TASK DETAILS: Look through the material and copy each line holding "title".

TASK DATA:
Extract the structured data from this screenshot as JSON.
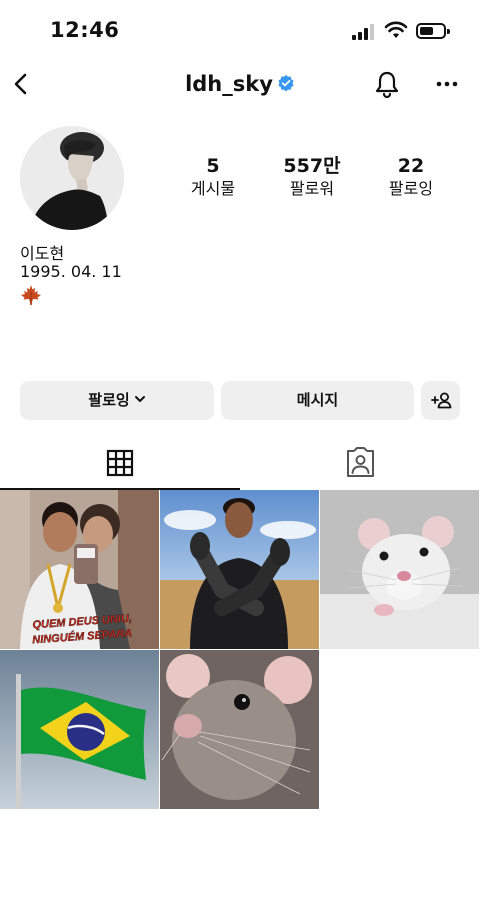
{
  "status_bar": {
    "time": "12:46"
  },
  "header": {
    "username": "ldh_sky"
  },
  "profile": {
    "stats": [
      {
        "number": "5",
        "label": "게시물"
      },
      {
        "number": "557만",
        "label": "팔로워"
      },
      {
        "number": "22",
        "label": "팔로잉"
      }
    ],
    "name": "이도현",
    "birthdate": "1995. 04. 11"
  },
  "actions": {
    "following_label": "팔로잉",
    "message_label": "메시지"
  },
  "posts": [
    {
      "caption_line1": "QUEM DEUS UNIU,",
      "caption_line2": "NINGUÉM SEPARA"
    }
  ],
  "colors": {
    "verified": "#3897f0",
    "button_bg": "#efefef",
    "text": "#111111"
  }
}
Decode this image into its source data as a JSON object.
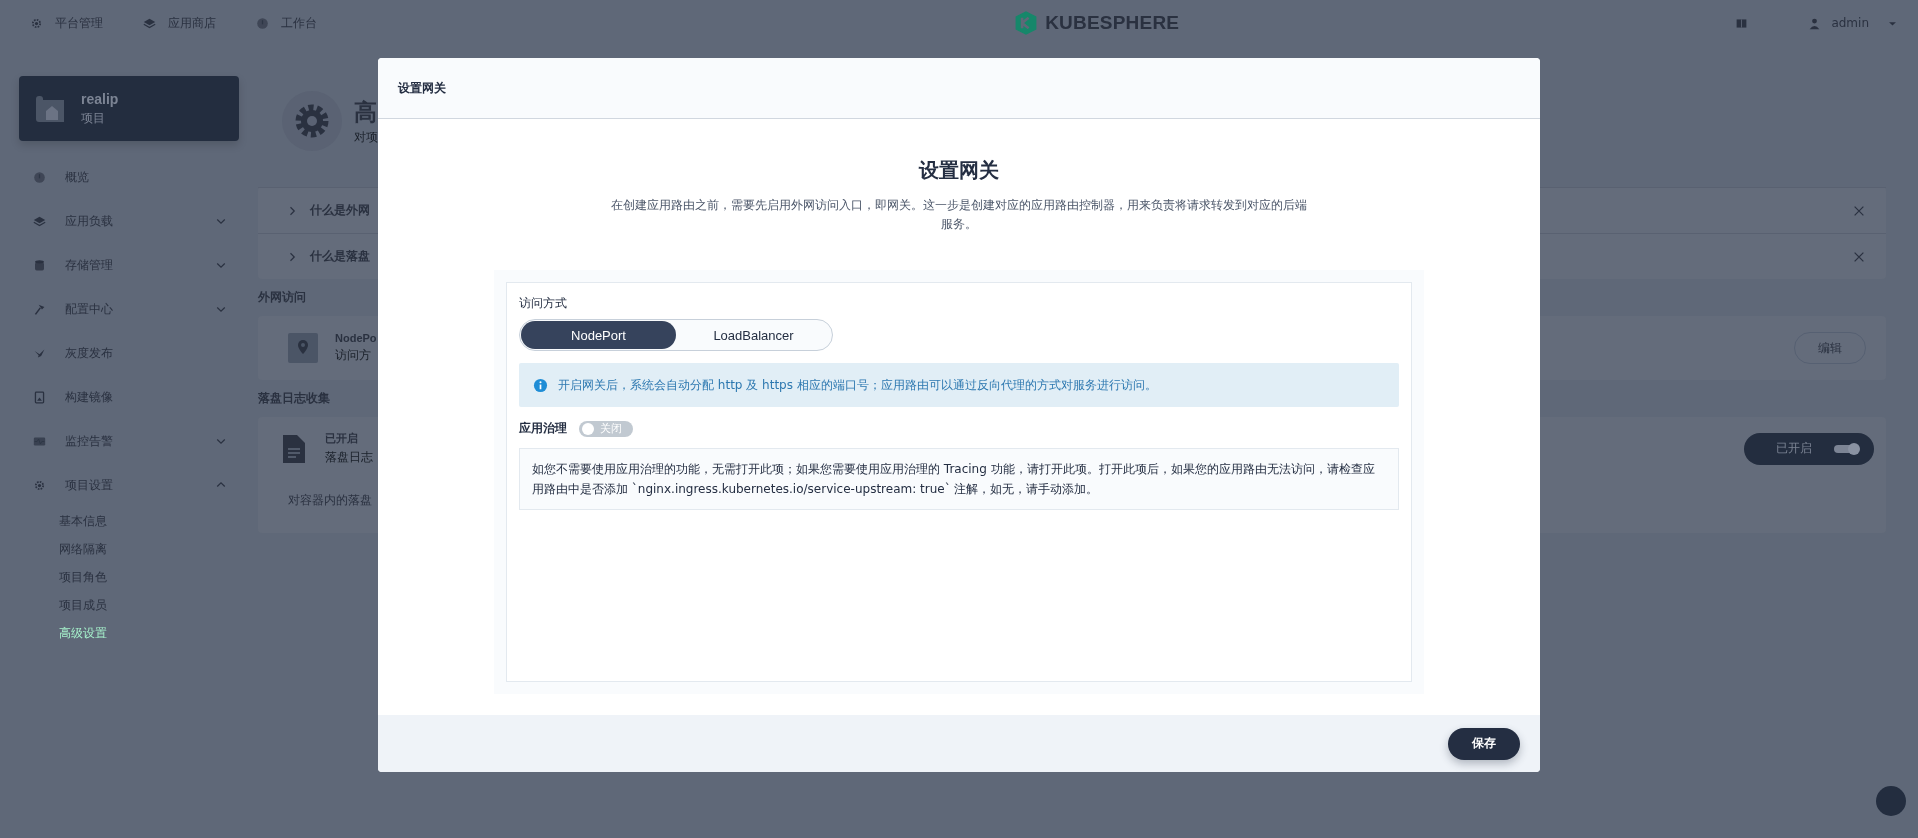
{
  "top_nav": {
    "items": [
      {
        "label": "平台管理"
      },
      {
        "label": "应用商店"
      },
      {
        "label": "工作台"
      }
    ],
    "logo": "KUBESPHERE",
    "user": "admin"
  },
  "sidebar": {
    "project": {
      "name": "realip",
      "type": "项目"
    },
    "items": [
      {
        "label": "概览",
        "kind": "link"
      },
      {
        "label": "应用负载",
        "kind": "group",
        "expanded": false
      },
      {
        "label": "存储管理",
        "kind": "group",
        "expanded": false
      },
      {
        "label": "配置中心",
        "kind": "group",
        "expanded": false
      },
      {
        "label": "灰度发布",
        "kind": "link"
      },
      {
        "label": "构建镜像",
        "kind": "link"
      },
      {
        "label": "监控告警",
        "kind": "group",
        "expanded": false
      },
      {
        "label": "项目设置",
        "kind": "group",
        "expanded": true,
        "children": [
          {
            "label": "基本信息",
            "selected": false
          },
          {
            "label": "网络隔离",
            "selected": false
          },
          {
            "label": "项目角色",
            "selected": false
          },
          {
            "label": "项目成员",
            "selected": false
          },
          {
            "label": "高级设置",
            "selected": true
          }
        ]
      }
    ]
  },
  "page": {
    "title": "高",
    "description": "对项",
    "tips": [
      {
        "title": "什么是外网"
      },
      {
        "title": "什么是落盘"
      }
    ],
    "gateway_section": {
      "label": "外网访问",
      "name": "NodePo",
      "detail": "访问方",
      "edit_button": "编辑"
    },
    "log_section": {
      "label": "落盘日志收集",
      "status": "已开启",
      "detail": "落盘日志",
      "toggle": {
        "label": "已开启",
        "on": true
      },
      "note": "对容器内的落盘"
    }
  },
  "modal": {
    "title": "设置网关",
    "heading": "设置网关",
    "description": "在创建应用路由之前，需要先启用外网访问入口，即网关。这一步是创建对应的应用路由控制器，用来负责将请求转发到对应的后端服务。",
    "access_mode": {
      "label": "访问方式",
      "options": [
        {
          "label": "NodePort",
          "selected": true
        },
        {
          "label": "LoadBalancer",
          "selected": false
        }
      ]
    },
    "info": "开启网关后，系统会自动分配 http 及 https 相应的端口号；应用路由可以通过反向代理的方式对服务进行访问。",
    "governance": {
      "label": "应用治理",
      "toggle": {
        "label": "关闭",
        "on": false
      }
    },
    "note": "如您不需要使用应用治理的功能，无需打开此项；如果您需要使用应用治理的 Tracing 功能，请打开此项。打开此项后，如果您的应用路由无法访问，请检查应用路由中是否添加 `nginx.ingress.kubernetes.io/service-upstream: true` 注解，如无，请手动添加。",
    "save_button": "保存"
  }
}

ANSWER BOX:
    "title": "高",
        "title": "什么是外网"
        "title": "什么是落盘"
    "title": "设置网关",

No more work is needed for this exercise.